Optimise manufacturing resources to expedite profitable, new product introductions With escalating development costs for new product development, life sciences and pharma companies constantly strive to bring products to market quickly, yet control costs by monitoring operations at a detailed level, keeping a close watch on yields and labor, tracking raw material usage, and planning production shifts to maximise capacity. . ERP for Pharma provides visibility across all areas of the organisation from finance to manufacturing, speeds the flow of goods, eliminate waste due to costly shelf-life expirations and returns, optimise production operations, and gain increased efficiency to meet new product introduction demands, while keeping costs at a minimum.
Efficient lab operations and increased compliance
Regulatory agencies and government departments place specific requirements on pharmaceutical manufacturers when implementing manufacturing systems. A collaborative enterprise will support GMP requirements including electronic quarantines, quarantine release by user and material type, printed material control/obsolete components, batch control/segregation, batch tracking, and drug and hazardous reconciliation. Also easier access to data for both internal and external business customers, complete records preservation for internal as well as regulatory compliance purposes, improved performance of laboratory information management process. Total availability of monitoring and data collection during all manufacturing phases helps with 21 CFR Part 11 compliance.
Improve production planning and inventory management
Life sciences and pharma manufacturers handle active ingredients that are often very expensive in small quantities so they are often reused and/or recycled several times. A collaborative enterprise helps minimise over-runs and short-runs, and uses shelf life tracking to consider expiration dates during production and into the distribution process. One can also centrally manage co-products and by-products in your formulas or recipes and always know the correct inventory status for any given item.
Increased inventory control
With inventory control processes in place, the company will be able to accurately manage the complete product lifecycle – from raw materials to finished goods. As a centralised information repository, companies will have the ability to execute detailed product costing, just-in-time planning and fulfillment and the analysis of yield.
Gain better business insight
Accurate information about business operations is an essential requirement for business success, especially in challenging environments. A collaborative enterprise helps manage business confidently with quick access to critical operational and financial data. It also delivers meaningful insight to individuals and teams across your organisation. With access to real-time data and a wide range of analytical and reporting tools—including graphical displays, online analytical processing (OLAP) cubes, and Web-based delivery options—people can make informed, confident decisions that help drive business success.

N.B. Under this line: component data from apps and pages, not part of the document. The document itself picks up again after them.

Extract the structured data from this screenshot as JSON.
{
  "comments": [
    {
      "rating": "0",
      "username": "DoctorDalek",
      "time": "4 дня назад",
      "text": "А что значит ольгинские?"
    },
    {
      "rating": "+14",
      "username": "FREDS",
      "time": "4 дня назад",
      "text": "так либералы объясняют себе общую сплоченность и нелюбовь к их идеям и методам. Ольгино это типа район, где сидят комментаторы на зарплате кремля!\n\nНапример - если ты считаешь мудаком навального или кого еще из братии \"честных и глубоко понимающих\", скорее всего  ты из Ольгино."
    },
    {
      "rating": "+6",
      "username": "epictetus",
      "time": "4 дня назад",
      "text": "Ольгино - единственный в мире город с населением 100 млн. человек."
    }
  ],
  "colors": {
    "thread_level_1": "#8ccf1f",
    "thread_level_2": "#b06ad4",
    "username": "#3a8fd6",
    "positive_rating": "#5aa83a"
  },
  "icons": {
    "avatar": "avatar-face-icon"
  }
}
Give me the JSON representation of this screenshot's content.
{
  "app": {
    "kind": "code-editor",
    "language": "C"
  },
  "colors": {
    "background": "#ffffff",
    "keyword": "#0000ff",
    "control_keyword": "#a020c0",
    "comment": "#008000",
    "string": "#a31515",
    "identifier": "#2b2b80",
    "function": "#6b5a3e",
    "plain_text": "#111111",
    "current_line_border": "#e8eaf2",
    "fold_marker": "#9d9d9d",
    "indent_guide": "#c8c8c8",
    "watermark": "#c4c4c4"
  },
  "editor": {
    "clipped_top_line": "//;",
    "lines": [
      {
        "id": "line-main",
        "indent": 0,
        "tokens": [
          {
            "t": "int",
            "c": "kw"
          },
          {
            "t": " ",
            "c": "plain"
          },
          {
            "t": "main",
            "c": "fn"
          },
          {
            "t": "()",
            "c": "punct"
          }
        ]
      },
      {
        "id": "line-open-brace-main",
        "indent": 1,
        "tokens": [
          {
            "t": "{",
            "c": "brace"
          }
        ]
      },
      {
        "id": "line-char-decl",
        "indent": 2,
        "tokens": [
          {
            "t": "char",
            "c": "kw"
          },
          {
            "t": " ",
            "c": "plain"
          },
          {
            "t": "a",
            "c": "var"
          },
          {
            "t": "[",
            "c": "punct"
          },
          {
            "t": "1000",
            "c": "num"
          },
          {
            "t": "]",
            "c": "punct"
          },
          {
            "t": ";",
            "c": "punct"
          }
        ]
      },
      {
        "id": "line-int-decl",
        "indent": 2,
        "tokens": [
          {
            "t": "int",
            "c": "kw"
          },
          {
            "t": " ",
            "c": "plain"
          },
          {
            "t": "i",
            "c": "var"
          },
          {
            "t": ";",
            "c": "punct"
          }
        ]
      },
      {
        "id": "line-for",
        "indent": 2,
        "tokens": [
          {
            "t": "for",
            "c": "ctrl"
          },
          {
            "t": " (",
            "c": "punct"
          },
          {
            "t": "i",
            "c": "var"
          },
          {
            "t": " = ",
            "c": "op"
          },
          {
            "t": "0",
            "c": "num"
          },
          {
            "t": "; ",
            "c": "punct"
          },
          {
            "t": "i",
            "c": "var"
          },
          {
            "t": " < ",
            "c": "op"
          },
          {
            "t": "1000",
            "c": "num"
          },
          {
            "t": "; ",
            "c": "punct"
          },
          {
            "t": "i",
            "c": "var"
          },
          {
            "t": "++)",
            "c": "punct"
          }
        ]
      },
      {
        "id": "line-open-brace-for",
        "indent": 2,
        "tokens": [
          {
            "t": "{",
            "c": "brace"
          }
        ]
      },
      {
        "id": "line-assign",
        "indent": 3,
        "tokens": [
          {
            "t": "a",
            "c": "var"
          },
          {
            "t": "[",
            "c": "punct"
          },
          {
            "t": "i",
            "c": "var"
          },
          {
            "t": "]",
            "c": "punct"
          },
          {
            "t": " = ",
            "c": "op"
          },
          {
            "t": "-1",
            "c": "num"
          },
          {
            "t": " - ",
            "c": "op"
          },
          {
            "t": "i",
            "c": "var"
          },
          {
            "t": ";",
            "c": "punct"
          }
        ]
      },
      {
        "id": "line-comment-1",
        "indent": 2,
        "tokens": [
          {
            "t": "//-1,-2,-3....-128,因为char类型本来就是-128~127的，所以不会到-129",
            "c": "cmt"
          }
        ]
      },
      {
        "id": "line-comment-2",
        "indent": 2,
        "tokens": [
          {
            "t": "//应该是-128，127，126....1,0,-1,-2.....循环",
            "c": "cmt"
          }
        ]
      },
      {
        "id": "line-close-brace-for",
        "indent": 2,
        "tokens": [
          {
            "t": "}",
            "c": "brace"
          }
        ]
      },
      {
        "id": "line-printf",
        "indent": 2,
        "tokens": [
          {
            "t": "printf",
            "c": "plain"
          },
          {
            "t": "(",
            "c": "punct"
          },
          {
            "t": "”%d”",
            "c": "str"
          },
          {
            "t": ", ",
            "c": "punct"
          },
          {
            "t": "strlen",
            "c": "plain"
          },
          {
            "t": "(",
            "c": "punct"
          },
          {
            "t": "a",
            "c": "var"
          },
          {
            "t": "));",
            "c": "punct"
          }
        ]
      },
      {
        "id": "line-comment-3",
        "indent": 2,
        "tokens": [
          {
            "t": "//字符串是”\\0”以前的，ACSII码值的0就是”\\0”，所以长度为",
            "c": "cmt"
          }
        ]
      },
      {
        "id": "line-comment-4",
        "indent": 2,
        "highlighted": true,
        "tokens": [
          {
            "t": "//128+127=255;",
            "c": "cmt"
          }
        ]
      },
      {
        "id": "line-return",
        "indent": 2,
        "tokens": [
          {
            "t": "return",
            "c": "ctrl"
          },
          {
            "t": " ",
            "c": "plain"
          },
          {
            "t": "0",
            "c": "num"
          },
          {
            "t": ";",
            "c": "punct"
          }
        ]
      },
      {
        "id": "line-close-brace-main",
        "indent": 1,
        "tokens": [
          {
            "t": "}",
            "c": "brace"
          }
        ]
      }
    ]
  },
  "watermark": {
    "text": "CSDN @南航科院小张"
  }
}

Tectura a worldwide provider of business consulting services for Microsoft Dynamics ® NAV and AX enterprise solution has developed its industry solution, Tectura® Life Sciences based on Microsoft Dynamics® NAV, which provides industrial and trading companies from the pharmaceuticals, fine chemicals, cosmetics, biotechnology, medical technology, and dietary supplement industries with a collaborate enterprise solution designed to meet the requirements of the industry, including regulatory requirements.